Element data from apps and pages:
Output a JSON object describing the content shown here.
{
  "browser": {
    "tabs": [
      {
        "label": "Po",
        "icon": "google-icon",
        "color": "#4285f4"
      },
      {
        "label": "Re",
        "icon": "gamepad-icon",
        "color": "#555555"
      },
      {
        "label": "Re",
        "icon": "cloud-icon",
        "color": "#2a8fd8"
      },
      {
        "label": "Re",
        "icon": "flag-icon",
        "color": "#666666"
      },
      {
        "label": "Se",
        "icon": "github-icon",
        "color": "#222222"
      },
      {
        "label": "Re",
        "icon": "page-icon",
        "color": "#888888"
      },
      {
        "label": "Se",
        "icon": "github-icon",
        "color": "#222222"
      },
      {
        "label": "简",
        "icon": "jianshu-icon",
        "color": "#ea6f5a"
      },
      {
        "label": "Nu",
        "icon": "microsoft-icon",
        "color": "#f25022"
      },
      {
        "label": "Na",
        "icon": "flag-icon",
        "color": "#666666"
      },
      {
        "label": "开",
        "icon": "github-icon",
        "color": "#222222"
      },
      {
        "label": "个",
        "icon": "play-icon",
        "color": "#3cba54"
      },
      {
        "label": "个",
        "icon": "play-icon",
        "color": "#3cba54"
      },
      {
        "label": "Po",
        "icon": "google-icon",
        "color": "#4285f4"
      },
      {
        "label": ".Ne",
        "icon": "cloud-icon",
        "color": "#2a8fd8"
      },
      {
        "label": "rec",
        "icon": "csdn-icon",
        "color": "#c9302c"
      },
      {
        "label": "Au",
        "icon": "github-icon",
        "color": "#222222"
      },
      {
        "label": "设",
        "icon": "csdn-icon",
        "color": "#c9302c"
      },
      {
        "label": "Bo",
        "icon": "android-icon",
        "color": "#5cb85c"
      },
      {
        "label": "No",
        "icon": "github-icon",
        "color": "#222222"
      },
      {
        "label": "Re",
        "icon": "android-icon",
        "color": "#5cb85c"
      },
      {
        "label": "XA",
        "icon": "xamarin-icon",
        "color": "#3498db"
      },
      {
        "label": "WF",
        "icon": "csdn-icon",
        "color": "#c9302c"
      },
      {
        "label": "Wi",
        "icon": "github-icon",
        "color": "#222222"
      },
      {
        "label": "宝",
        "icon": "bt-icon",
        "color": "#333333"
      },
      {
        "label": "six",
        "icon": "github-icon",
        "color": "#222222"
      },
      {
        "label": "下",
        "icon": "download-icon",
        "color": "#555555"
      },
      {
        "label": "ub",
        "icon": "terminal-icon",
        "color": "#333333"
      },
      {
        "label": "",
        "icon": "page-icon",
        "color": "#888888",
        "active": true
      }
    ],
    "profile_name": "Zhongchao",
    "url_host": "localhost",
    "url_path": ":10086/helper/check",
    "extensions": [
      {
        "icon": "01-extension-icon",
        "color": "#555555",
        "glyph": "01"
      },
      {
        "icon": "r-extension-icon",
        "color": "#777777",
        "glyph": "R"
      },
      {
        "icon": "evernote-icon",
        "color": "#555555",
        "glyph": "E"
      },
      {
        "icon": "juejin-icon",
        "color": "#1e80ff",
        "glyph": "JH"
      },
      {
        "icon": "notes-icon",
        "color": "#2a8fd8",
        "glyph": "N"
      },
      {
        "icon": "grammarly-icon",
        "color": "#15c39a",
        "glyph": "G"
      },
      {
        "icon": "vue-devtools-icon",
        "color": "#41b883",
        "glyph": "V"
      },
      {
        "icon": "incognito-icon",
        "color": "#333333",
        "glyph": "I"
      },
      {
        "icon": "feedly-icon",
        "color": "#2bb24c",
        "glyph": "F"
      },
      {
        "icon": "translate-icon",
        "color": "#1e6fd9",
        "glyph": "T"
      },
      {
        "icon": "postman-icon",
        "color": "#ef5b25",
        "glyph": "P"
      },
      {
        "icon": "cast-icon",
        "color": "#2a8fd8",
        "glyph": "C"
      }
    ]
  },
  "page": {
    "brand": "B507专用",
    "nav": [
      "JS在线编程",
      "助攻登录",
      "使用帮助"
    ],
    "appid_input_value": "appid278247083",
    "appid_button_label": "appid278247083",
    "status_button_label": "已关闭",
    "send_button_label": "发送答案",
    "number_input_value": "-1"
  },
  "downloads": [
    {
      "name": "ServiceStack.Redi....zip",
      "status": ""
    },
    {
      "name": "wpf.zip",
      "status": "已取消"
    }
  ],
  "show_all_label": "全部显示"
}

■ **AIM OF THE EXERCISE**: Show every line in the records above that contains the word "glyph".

■ **RESULT OF THIS TASK**:
        "glyph": "01"
        "glyph": "R"
        "glyph": "E"
        "glyph": "JH"
        "glyph": "N"
        "glyph": "G"
        "glyph": "V"
        "glyph": "I"
        "glyph": "F"
        "glyph": "T"
        "glyph": "P"
        "glyph": "C"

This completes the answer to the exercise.